What now feels like a gazillion and a a half years ago, I gave birth to a baby girl in Vienna, Austria. (That’s her about to fall out of the sandpit.)
A few weeks ago, the lovely and brilliant writers/podcasters Edan Lepucki and Amelia Morris interviewed me about the joys and travails of having a baby abroad for their fantastic podcast, Mom Rage. We talked about everything from figuring out how to find a doctor in a foreign country, to the fantastic maternity leave policies, to the Austrians’ very entrenched ideas about motherhood. It was a total joy to chat with them. You can listen here. (Interview starts around 29:00, but do listen to it all; their banter at the beginning is always one of my favorite parts.)
If you listen along and think, I must move to Vienna and have a baby! (I do recommend it), here are a few essays I’ve written on the subject (not sure whether they will convince or dissuade you, but anyway, you decide):
Here’s something no one tells you before you move to Los Angeles: you will no longer need clothing.
Let me rephrase: you will no longer need real clothing. When I moved to L.A. two years ago I was shocked to discover that grown women wore leggings everywhere — not just to and from yoga or the gym, or even just to walk their dogs, but IRL, as they say: to preschool drop off and pick-up; to the grocery store; to casual weekend gatherings; to coffee shops and restaurants. And I’m not talking about leggings with long blouses and knee-high leather boots. I’m talking about leggings as pants. With, like, a T-shirt and flip-flops.
I wrote about lipstick for a series in The Cut called “Sealed with a Kiss.” So delightful in these dark times! Read on here.
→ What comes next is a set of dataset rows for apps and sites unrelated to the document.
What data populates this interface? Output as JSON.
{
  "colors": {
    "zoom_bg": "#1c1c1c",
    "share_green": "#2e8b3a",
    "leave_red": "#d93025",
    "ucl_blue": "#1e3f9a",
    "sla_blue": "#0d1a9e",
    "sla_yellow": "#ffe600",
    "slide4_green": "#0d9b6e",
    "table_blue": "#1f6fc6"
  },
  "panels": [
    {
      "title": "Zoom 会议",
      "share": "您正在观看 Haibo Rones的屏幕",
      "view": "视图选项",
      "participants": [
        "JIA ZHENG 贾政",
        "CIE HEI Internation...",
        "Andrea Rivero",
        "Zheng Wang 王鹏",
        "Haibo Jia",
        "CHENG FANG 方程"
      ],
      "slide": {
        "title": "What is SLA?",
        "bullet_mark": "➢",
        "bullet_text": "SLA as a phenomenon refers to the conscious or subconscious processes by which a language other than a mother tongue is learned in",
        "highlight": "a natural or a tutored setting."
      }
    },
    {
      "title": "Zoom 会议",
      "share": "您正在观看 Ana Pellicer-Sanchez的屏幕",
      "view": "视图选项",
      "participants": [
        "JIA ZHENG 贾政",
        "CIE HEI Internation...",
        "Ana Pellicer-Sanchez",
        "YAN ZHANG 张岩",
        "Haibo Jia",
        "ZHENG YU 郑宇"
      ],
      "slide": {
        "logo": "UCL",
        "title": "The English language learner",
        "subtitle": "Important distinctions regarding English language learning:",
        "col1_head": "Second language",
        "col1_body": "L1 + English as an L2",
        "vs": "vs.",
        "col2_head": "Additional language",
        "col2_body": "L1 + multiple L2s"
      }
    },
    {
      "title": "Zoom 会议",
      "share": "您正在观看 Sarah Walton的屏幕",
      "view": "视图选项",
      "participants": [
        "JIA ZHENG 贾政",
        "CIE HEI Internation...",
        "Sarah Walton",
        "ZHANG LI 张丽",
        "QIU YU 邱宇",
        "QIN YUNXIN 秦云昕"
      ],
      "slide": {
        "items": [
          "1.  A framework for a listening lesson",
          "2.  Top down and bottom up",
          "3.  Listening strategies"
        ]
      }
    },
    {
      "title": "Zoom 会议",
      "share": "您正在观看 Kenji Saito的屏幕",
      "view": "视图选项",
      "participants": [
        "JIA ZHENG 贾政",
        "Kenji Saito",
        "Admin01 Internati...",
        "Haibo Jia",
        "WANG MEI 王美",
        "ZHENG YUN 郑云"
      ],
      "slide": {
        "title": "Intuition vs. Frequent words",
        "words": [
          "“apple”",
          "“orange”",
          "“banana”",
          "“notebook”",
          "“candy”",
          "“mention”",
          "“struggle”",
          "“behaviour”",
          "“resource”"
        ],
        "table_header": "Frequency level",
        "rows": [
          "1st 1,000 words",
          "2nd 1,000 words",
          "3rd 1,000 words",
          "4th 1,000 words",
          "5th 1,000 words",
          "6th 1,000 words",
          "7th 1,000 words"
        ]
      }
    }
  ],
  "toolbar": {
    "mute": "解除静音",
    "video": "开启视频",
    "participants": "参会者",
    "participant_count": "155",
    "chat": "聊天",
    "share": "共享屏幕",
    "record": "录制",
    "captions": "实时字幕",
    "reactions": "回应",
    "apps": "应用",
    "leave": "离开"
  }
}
Clad in her signature loose black T-shirt and baggy gym shorts, Emma Portner is standing in a cavernous industrial space in downtown Los Angeles. A glass box—big enough to fit five dancers with only a little room to maneuver inside—sits in the middle. The five performers, Portner included, are standing inside it, side by side, palms on the glass.
“Question,” Portner asks. “Are we looking at our hands?”
She steps out to watch the others try the phrase, and adds a few more steps. Quick, staccato movement, legs kicking out, torsos swiveling around, fists hitting glass. “This is a puzzle,” she says, almost to herself. “I’m not sure I’ll like it.” The statement, like so many, is punctured with a sweet, nervous laugh.
Portner, 23, may be soft-spoken, but she’s a powerhouse mover. Anyone who has seen her Instagram videos can recognize the ferocity with which she throws her body—and seemingly her soul—into each moment.
That said, the energy in the rehearsal space is anything but frenetic. A calm, collaborative feel permeates. “What do we need to do next?” she asks the dancers. “Is everyone okay?”
It was a total joy to write about the incredible choreographer/dancer/revolutionary, Emma Portner, for Dance Magazine. Read the full cover story here.
For months my daughter has been taking ballet and tap at the local recreation center, and she recently came to the requisite end-of-year performance. My kid is only four, so her part was minimal—a few short, absurd appearances, flanked by all the other little giggling girls in her class. The real show started and ended with the older girls. I knew I wasn’t in store for something professional, but I still didn’t expect what was coming.
It’s summer, August maybe, and our family’s boxy purple Peugeot is parked at a rest stop gas station. My father pumps gas in his leather sandals. My 13-year-old sister, Rachel, slumps in the backseat, listening to her Walkman with her hood up over her ears. My mother, in a billowy fuchsia sundress, stands next to the passenger’s side of the car with the door open, one sandaled foot propped up on the runner, one palm resting on the top of the car, waiting. Her gray hair is cut very short. Her oval glasses take over much of her face.
I’m five, and have gotten out of the car to dance around on the cement for a few minutes, my white Tretorns, striped T-shirt, and shorts glistening in the sun. I skip over little puddles of oil between the cars, making a game out of not getting my feet wet.
There are several adults clustered around the pumps, filling their cars. I hop over to one of them, look up and say, “My Mommy had babies that died.” Then over to another: “My Mommy had babies that died.”
My mother did, indeed, have babies that died; so did my father, of course. I guess my sister did, too — baby-siblings. But these babies — a boy, a stillbirth at 23 weeks, and a girl a year later, at 24 weeks, both big enough to swell my mother’s belly but small enough to fit in the palm of my father’s hand — died seven and eight years earlier, respectively. I came next; I was the one who made it.
When the two stragglers let the door clatter shut behind them, I turn the lights in the restaurant’s dining room all the way up and zip over to the stereo. For the past few months, we’ve been blasting the Talking Heads’ “Once in a Lifetime” while closing. We all sing You may ask yourself, my God, what have I done? while manning brooms and mops and rags, none of us aware that we are singing of our own lives. At the chorus, we give in, drop what we’re doing and dance: Letting the days go by, let the water hold me down…